*** Opening SUPPLIED INFORMATION ***

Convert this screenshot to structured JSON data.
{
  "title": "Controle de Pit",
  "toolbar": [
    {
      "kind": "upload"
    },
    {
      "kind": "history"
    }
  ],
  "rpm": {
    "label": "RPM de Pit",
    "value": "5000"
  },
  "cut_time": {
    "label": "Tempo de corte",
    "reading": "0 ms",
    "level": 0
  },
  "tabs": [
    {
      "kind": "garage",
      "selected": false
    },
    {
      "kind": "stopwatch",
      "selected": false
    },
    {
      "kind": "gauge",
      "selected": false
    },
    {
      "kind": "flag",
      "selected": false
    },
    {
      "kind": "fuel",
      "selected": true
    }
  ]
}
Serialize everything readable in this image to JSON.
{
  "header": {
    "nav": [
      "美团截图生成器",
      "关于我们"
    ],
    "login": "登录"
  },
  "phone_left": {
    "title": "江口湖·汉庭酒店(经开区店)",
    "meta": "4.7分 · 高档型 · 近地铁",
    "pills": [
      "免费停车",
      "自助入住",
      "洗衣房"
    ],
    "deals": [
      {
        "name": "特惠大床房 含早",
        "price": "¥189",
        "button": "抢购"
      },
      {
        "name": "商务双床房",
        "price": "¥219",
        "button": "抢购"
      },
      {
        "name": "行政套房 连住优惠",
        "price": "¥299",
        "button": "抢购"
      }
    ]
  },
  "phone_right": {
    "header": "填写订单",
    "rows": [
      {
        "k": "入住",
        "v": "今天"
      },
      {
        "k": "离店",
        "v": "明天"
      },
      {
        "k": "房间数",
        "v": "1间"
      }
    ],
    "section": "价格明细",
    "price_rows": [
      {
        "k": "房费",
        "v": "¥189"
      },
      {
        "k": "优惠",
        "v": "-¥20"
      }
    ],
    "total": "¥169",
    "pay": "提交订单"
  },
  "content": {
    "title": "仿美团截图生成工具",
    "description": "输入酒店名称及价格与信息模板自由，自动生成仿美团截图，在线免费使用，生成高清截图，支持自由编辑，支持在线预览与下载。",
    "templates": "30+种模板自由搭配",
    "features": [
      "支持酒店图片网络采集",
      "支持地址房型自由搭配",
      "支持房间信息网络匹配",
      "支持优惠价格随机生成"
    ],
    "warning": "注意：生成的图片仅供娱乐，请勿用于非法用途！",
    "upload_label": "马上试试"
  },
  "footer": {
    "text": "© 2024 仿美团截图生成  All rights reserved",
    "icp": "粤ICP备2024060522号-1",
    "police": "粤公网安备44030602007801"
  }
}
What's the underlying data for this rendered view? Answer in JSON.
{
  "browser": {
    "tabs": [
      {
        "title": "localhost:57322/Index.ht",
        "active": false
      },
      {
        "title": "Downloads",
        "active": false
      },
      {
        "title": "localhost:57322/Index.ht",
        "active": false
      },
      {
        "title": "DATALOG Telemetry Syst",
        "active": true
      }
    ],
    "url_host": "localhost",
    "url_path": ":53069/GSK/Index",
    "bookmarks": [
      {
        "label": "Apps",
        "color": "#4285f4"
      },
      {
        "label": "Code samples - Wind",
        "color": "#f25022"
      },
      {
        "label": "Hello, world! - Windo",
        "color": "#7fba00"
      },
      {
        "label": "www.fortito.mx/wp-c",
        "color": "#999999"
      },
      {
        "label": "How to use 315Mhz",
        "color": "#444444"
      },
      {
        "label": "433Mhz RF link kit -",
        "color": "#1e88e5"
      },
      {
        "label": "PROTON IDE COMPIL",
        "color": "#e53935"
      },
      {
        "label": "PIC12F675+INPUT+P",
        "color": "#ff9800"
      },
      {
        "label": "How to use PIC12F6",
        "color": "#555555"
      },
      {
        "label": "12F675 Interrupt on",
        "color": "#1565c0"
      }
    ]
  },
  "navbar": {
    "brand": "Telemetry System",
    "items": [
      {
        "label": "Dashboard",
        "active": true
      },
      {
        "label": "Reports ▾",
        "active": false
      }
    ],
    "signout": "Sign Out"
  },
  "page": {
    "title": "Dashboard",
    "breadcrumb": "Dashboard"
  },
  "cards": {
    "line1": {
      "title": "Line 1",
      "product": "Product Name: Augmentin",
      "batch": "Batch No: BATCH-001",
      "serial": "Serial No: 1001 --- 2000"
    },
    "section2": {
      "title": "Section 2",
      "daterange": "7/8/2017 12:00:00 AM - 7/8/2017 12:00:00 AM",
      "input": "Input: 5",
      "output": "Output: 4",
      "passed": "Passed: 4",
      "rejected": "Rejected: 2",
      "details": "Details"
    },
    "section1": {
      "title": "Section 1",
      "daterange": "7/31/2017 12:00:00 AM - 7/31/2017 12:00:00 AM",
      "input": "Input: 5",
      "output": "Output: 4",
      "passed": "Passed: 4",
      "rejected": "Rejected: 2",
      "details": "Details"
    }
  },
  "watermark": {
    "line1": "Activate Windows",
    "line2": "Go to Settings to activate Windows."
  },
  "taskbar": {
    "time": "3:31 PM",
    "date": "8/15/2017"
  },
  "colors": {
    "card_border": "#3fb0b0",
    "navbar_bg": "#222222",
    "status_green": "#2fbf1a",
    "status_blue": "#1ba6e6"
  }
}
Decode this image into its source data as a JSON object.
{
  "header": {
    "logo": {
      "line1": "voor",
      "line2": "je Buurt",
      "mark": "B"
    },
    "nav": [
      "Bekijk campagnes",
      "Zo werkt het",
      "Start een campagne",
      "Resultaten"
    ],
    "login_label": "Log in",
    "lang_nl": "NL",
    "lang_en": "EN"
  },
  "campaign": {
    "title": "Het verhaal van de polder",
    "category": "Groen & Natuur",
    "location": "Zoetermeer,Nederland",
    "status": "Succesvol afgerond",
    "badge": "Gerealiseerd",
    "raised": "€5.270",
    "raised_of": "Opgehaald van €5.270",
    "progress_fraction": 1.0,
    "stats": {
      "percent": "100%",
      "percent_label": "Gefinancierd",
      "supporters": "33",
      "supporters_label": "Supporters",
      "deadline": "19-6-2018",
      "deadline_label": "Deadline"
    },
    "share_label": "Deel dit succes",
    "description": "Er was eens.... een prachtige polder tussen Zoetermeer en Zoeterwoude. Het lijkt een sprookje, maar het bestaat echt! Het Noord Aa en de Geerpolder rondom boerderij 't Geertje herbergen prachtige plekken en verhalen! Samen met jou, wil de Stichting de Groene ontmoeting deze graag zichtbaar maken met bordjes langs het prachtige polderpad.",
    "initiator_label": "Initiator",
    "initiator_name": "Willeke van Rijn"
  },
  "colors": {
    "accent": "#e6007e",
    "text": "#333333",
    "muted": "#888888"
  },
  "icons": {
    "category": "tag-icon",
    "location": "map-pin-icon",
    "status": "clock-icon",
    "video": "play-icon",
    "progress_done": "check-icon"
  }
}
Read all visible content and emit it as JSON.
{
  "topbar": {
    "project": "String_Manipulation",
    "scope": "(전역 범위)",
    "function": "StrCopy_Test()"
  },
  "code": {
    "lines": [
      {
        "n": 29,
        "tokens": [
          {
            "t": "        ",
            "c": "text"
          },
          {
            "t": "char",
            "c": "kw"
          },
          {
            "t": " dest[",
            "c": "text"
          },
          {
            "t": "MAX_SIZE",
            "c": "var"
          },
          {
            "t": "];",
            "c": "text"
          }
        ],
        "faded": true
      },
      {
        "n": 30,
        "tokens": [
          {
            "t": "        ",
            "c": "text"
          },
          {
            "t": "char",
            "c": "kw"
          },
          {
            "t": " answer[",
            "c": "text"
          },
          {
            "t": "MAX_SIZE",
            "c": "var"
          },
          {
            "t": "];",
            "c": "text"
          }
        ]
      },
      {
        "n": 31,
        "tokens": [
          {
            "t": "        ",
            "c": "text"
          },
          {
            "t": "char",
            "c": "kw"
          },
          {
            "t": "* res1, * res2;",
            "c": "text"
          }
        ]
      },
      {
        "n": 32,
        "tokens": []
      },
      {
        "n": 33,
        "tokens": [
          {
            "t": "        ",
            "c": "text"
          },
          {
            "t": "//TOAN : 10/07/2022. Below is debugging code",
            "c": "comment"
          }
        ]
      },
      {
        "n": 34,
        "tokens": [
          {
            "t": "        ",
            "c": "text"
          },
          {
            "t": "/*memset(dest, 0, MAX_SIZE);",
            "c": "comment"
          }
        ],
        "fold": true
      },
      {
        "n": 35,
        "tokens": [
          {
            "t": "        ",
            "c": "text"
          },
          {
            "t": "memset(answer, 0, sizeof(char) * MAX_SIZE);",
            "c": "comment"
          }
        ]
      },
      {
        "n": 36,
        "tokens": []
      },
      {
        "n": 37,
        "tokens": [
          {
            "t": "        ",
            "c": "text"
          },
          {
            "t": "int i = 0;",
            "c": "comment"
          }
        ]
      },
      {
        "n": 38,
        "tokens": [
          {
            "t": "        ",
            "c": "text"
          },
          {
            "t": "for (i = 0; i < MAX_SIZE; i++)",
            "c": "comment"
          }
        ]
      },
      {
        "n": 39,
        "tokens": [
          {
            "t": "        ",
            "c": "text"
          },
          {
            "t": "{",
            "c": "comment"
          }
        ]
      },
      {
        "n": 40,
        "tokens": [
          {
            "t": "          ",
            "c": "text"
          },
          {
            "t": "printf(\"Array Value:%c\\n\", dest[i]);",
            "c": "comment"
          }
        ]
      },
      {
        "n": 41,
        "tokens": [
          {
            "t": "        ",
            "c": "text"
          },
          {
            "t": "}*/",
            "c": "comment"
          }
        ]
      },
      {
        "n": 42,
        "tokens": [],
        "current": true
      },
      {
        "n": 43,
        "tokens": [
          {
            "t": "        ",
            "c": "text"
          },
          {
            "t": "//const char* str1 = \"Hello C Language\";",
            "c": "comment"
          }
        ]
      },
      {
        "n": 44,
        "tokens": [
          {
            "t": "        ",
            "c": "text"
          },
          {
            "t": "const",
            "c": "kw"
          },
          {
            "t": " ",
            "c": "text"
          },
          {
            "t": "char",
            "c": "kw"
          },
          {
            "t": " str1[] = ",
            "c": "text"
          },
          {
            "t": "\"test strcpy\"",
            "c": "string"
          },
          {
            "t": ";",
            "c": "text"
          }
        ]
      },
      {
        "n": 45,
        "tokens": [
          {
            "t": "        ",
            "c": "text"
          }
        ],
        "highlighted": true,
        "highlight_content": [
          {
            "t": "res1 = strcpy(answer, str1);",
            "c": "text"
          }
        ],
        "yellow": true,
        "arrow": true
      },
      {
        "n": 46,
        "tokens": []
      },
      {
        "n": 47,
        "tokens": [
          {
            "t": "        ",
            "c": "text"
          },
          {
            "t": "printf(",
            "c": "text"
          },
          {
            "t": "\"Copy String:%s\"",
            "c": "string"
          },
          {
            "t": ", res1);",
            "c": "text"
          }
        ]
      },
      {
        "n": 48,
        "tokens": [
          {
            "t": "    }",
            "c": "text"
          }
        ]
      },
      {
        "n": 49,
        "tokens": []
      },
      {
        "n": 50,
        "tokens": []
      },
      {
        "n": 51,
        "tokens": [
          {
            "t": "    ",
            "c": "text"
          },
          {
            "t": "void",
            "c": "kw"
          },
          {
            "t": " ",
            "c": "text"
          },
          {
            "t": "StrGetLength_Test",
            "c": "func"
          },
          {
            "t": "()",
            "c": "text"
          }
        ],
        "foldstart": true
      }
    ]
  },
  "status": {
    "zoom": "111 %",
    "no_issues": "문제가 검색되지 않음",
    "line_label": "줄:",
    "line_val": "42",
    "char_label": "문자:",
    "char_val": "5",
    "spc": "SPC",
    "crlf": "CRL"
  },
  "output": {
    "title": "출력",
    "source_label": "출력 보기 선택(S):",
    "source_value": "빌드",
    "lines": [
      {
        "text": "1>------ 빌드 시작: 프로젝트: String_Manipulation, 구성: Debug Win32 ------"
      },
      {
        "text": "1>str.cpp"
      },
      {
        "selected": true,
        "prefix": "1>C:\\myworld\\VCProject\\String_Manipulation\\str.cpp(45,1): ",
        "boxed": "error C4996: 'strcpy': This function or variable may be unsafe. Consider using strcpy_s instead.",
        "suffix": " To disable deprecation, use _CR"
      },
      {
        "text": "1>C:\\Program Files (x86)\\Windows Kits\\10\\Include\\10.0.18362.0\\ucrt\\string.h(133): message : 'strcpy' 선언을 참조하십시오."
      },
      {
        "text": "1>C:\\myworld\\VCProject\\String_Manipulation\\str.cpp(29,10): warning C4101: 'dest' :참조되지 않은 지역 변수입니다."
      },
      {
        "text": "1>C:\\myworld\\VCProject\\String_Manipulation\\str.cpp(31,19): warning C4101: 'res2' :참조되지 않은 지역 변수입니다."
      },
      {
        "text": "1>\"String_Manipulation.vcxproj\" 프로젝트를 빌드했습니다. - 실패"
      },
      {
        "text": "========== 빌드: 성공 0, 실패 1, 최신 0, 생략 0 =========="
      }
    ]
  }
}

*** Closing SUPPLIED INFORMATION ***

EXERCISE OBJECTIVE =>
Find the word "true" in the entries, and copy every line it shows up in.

OUTPUT OF THE TASK =>
      "selected": true
        "active": true
        "active": true
        "faded": true
        "fold": true
        "current": true
        "highlighted": true,
        "yellow": true,
        "arrow": true
        "foldstart": true
        "selected": true,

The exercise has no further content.